Texture is important to create a beautiful table, and good linen will soften and warm hard textures, such as wood or glass. It is worth investing in a good tablecloth and napkins that will last you through the years. I love natural linen as the more you use and wash it the better it becomes. I have four different sets of linen – one for each of the four seasons. Soft blush pink for summer, mustard for autumn, teal green for winter and soft sage green for spring. The linen for me is the canvas to the table, and I build upon that, introducing colours through flowers, and
crockery that will reflect the season and work with the linen. Linen napkins bring a softness to the table that you won’t get from using paper. As well as linen, I have a drawer where I keep all different colours and textures of ribbon – these are to tie napkins with sprigs of seasonal flowers or herbs.
Along with creating the menu, styling the table is definitely one of my favourite parts of planning a supper. I love being able to transform my table into a space that reflects the seasons and the ingredients that I’m going to use. In this section, I share with you the best ways to create a beautifully set table that will make any supper even more special, and the great thing is that it can be done in advance leaving you more time to enjoy cooking.
Fresh figs, heather, pussy willows, red berry branches, pomegranates and clementines are all in season during the winter months and will make any table look so magical. In this setting I am using my teal blue linen tablecloth and napkins which not only give a lovely warmth but also go so well with winter reds and the earthy colours of fresh figs and heather. I buy the heather in pots which I keep in the garden, and then I cut the sprigs when I need them to decorate my table. Simple bundles of heather tied together on a napkin look so lovely.

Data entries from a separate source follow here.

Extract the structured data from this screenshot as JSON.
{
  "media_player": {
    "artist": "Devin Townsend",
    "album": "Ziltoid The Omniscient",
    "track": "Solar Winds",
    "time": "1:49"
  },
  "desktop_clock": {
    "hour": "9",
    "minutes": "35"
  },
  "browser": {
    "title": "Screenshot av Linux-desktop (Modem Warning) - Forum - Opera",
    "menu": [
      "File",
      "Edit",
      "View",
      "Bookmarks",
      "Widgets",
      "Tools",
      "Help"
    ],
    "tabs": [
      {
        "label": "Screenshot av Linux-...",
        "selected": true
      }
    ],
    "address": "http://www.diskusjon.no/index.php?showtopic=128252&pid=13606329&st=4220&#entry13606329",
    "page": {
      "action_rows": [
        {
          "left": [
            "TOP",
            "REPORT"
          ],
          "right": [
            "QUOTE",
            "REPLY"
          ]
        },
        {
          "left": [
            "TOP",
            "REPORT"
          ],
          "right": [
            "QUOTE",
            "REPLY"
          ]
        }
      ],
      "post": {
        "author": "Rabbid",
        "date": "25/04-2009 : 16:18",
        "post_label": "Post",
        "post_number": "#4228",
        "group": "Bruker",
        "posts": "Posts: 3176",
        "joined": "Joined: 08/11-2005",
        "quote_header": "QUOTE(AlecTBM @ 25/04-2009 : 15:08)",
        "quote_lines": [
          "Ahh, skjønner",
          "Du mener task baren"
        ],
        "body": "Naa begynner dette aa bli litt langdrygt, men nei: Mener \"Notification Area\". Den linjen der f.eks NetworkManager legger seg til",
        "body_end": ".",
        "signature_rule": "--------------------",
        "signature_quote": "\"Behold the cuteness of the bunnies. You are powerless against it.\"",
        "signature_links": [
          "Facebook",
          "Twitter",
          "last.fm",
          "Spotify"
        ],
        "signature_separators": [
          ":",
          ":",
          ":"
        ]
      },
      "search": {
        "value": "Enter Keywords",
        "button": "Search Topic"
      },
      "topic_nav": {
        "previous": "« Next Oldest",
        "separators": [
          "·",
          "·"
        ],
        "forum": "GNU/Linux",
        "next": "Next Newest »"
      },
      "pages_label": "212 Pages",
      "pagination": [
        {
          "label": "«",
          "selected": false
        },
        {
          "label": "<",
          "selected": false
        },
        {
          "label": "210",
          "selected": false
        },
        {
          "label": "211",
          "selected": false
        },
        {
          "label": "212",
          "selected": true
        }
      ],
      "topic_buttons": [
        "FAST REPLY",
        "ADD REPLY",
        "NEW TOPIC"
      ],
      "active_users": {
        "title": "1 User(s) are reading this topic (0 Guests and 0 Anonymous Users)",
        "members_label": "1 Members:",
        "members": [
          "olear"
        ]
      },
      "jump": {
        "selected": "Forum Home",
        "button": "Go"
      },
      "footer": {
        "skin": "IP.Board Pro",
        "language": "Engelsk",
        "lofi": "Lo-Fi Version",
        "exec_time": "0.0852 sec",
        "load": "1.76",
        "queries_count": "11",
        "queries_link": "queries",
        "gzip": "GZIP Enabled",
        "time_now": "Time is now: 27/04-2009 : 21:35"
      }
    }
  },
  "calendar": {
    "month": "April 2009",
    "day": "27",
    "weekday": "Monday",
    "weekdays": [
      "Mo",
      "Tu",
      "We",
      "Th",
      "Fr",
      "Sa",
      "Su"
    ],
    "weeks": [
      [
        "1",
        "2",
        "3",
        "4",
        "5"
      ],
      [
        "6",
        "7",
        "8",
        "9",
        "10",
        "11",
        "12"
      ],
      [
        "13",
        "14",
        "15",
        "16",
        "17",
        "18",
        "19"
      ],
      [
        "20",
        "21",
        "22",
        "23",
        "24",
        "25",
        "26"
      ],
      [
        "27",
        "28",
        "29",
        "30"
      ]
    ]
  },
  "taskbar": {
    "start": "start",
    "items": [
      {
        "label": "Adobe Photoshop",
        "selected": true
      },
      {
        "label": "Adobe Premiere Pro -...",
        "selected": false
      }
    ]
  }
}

I also use fresh figs as table settings and by making a slit halfway down (cutting from the top) you can pop name cards into them. Big beautful sprigs of pussy willows look fabulous as a centrepiece to a winter table, with a few sprigs of red berry branches dotted throughout. Add a few fairy lights (battery powered) around them for an instant festive ambience!
When I am planning my festive tables during the winter I often use clementines to decorate place settings. Try to find the ones with the green leaves on them so you can write your guests’ names on the leaf. Along the table arrange halved pomegranates, as the jewels inside the fruit look so prettty and festive. Finally don’t forget to add lots of candles to light up your Christmas table!
This is an extract from Clodagh’s Suppers by Clodagh McKenna.